Lloyd McClendon remains a mystery. Sure, he had a rough stretch as the Pittsburgh Pirates manager in the early 2000’s, but that team was in serious rebuilding mode. He was a hitting coach for a team that sported the first triple crown winner in decades with 2 American League Championships to boot.
Then, on November 5th, 2013, Lloyd McClendon was named the new manager of the Seattle Mariners.
Fans weren’t necessarily thrilled about the hiring, but then again Seattle has yet to become a desirable destination for Major League managers. No one really knew what to expect from the second time skipper. Would he be a Sweet Lou: Throwing bases and turning cherry red and fighting for everything– important and unimportant– during the course of a game and a season? Or would he be like the resigned Eric Wedge: remaining quiet behind an array of facial hair stylings, twitching facially while making no decisive moves with the team?
Not a month into the season I can’t tell you exactly what kind of manager McClendon is.
The first week of Spring Training he vehemently defending Robinson Cano against accusations of being a lazy runner down the first base line on routine ground outs.
He named Dustin Ackley his leftfielder in Spring Training. Why? Because that’s where the skipper said he wanted him to play.
McClendon looked to be a player’s manager, defending his boys, giving them opportunities to play, and showing them the confidence and the patience they needed to succeed.
Then a few befuddling things started to rise to the surface. Abraham Almonte– a fast but unproven centerfielder– was given the leadoff role day one of Spring Training and holds it today, 25 days into the season. He didn’t hit during the spring, and is now tied with Justin Upton for the MLB lead in strikeouts. The MLB LEAD, from a leadoff hitter… yet there are no signs of McClendon moving the young, unproven player out of such a crucial position in the lineup.
Brad Miller, who handily won the shortstop job with a torrid spring, has been floundering during the season but remains in the 2-hole. He is striking out more than 25% of his at-bats.

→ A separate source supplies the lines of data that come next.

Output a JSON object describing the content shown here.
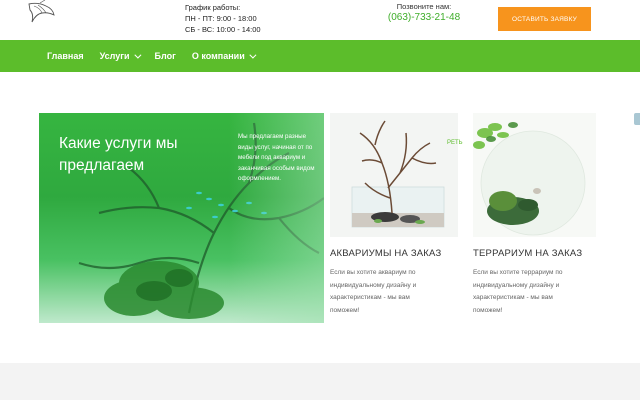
{
  "header": {
    "hours_label": "График работы:",
    "hours_weekdays": "ПН - ПТ: 9:00 - 18:00",
    "hours_weekend": "СБ - ВС: 10:00 - 14:00",
    "call_label": "Позвоните нам:",
    "phone": "(063)-733-21-48",
    "cta_label": "ОСТАВИТЬ ЗАЯВКУ",
    "logo_icon": "angelfish-logo-icon"
  },
  "nav": {
    "items": [
      {
        "label": "Главная"
      },
      {
        "label": "Услуги"
      },
      {
        "label": "Блог"
      },
      {
        "label": "О компании"
      }
    ]
  },
  "hero": {
    "title": "Какие услуги мы предлагаем",
    "text_lines": [
      "Мы предлагаем разные",
      "виды услуг, начиная от по",
      "мебели под аквариум и",
      "заканчивая особым видом",
      "оформлением."
    ]
  },
  "more_link": "РЕТЬ",
  "cards": [
    {
      "title": "АКВАРИУМЫ НА ЗАКАЗ",
      "desc_lines": [
        "Если вы хотите аквариум по",
        "индивидуальному дизайну и",
        "характеристикам - мы вам",
        "поможем!"
      ]
    },
    {
      "title": "ТЕРРАРИУМ НА ЗАКАЗ",
      "desc_lines": [
        "Если вы хотите террариум по",
        "индивидуальному дизайну и",
        "характеристикам - мы вам",
        "поможем!"
      ]
    }
  ],
  "colors": {
    "brand_green": "#5cbd2b",
    "cta_orange": "#f7941d",
    "phone_green": "#3fae2a"
  }
}
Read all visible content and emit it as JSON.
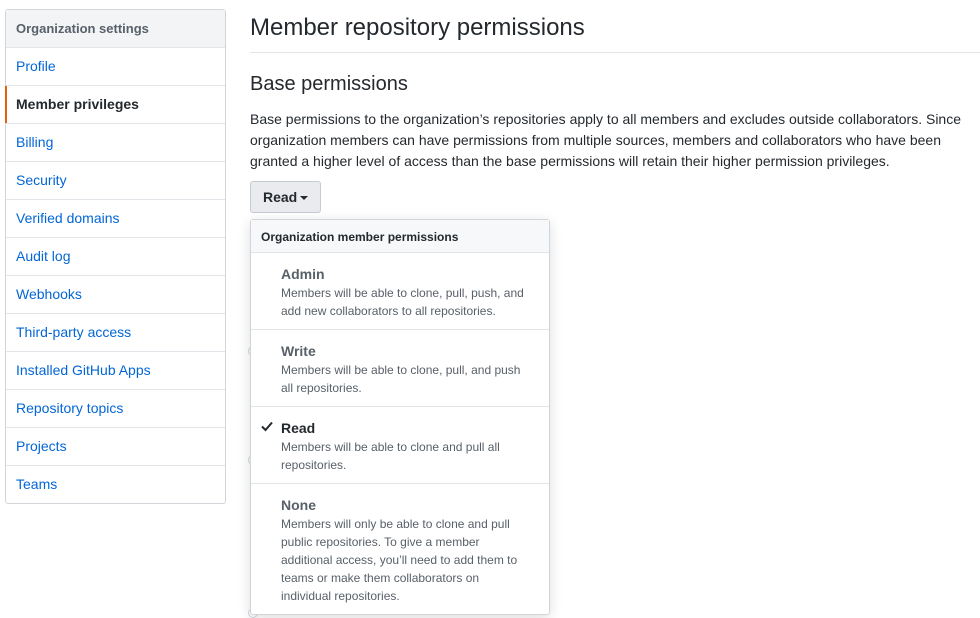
{
  "sidebar": {
    "header": "Organization settings",
    "items": [
      {
        "label": "Profile"
      },
      {
        "label": "Member privileges"
      },
      {
        "label": "Billing"
      },
      {
        "label": "Security"
      },
      {
        "label": "Verified domains"
      },
      {
        "label": "Audit log"
      },
      {
        "label": "Webhooks"
      },
      {
        "label": "Third-party access"
      },
      {
        "label": "Installed GitHub Apps"
      },
      {
        "label": "Repository topics"
      },
      {
        "label": "Projects"
      },
      {
        "label": "Teams"
      }
    ]
  },
  "main": {
    "title": "Member repository permissions",
    "section_title": "Base permissions",
    "description": "Base permissions to the organization’s repositories apply to all members and excludes outside collaborators. Since organization members can have permissions from multiple sources, members and collaborators who have been granted a higher level of access than the base permissions will retain their higher permission privileges.",
    "dropdown_value": "Read"
  },
  "menu": {
    "header": "Organization member permissions",
    "options": [
      {
        "title": "Admin",
        "desc": "Members will be able to clone, pull, push, and add new collaborators to all repositories."
      },
      {
        "title": "Write",
        "desc": "Members will be able to clone, pull, and push all repositories."
      },
      {
        "title": "Read",
        "desc": "Members will be able to clone and pull all repositories."
      },
      {
        "title": "None",
        "desc": "Members will only be able to clone and pull public repositories. To give a member additional access, you’ll need to add them to teams or make them collaborators on individual repositories."
      }
    ],
    "selected": "Read"
  },
  "colors": {
    "accent": "#e36209",
    "link": "#0366d6"
  }
}
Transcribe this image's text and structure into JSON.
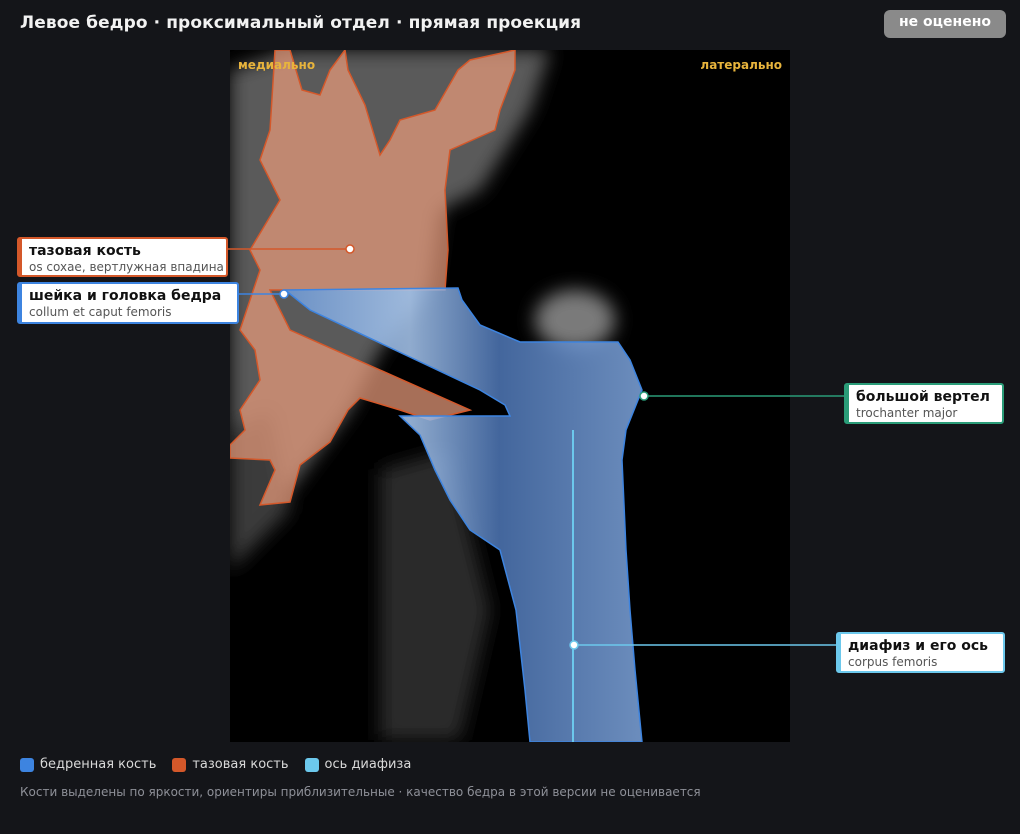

And let’s not get started on the bullpen. McClendon has been treating Tom Wilhelmsen– affectionately called Choke by some– like a sure-fire thing and 8th inning setup man. Did he not watch film? Has he not seen scouting reports? Even the most casual of Mariners fans has seen the Bartender implode and lose all of his moxie and confidence over the last two seasons.
Why isn’t Danny Farquhar the 8th inning guy? Since when did he get relegated to a low-pressure situational reliever?
No, the injuries to the rotation aren’t McClendon’s fault, how could they be? (Unless…) However, he must have had a hand in putting Hector Noesi on the Opening Day 25-man roster. I don’t know what else needs to be said about that.
Even just a few days ago McClendon said he wanted to keep Ackley and catcher Mike Zunino at the bottom of the lineup for the whole season. Because he thought that was something they needed. Then, days later, he moved Ackley up to the 2-hole as if his previous words meant nothing.
What I can’t seem to figure out, is his game. His M.O. With a manager you want consistency– even if that consistency is Ozzie Guillen crazy. As long as you know what you’re getting.
But so far this season we, as Mariners fans, don’t know what we are getting. Is McClendon simply being cryptic while his plans and his influence are working their magic behind closed doors? Or is he lost and uncertain and unfit to be managing a rebuilding ballclub?
My best guess is that he falls somewhere in the middle. But after an 8-game losing streak, including 6 losses against two of the worst teams in baseball, I am not interested in playing the guessing game with McClendon’s approach.
Whether he knows what he’s doing or not, he better get his act together soon so the team can follow suit.
We knew this was going to be a brutal and formative April. And if it gets any worse from here, this team will be left for dead by the many fans who were so hopeful and excited after the first week of baseball.
But, hey, it’s a long long season.